-- PROBLEM REQUIREMENTS --
For each line of the data below that holds "icon", copy the line.

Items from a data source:
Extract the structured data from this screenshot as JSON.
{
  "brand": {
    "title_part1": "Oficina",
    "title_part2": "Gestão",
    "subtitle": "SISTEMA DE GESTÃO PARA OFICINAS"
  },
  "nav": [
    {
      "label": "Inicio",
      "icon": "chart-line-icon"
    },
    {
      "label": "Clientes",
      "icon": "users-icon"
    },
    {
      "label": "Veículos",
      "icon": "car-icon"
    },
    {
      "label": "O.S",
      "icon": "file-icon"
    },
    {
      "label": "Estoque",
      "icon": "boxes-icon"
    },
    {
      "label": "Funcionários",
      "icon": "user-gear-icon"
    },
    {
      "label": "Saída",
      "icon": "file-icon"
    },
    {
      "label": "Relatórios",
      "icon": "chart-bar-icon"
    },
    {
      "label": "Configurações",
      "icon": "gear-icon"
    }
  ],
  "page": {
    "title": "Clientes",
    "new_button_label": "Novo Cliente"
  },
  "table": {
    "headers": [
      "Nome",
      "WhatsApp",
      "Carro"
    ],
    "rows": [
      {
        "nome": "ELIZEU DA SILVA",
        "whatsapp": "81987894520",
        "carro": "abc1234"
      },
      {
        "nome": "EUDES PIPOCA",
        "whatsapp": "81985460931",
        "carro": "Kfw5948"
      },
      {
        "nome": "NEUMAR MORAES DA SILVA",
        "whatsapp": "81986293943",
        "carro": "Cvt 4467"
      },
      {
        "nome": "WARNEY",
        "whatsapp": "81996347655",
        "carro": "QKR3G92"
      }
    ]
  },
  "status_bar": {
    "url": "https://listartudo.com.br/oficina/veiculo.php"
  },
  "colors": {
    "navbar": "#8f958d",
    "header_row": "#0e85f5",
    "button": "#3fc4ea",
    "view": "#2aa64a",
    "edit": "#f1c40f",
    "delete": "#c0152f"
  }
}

-- ANSWER TO THE PROBLEM --
      "icon": "chart-line-icon"
      "icon": "users-icon"
      "icon": "car-icon"
      "icon": "file-icon"
      "icon": "boxes-icon"
      "icon": "user-gear-icon"
      "icon": "file-icon"
      "icon": "chart-bar-icon"
      "icon": "gear-icon"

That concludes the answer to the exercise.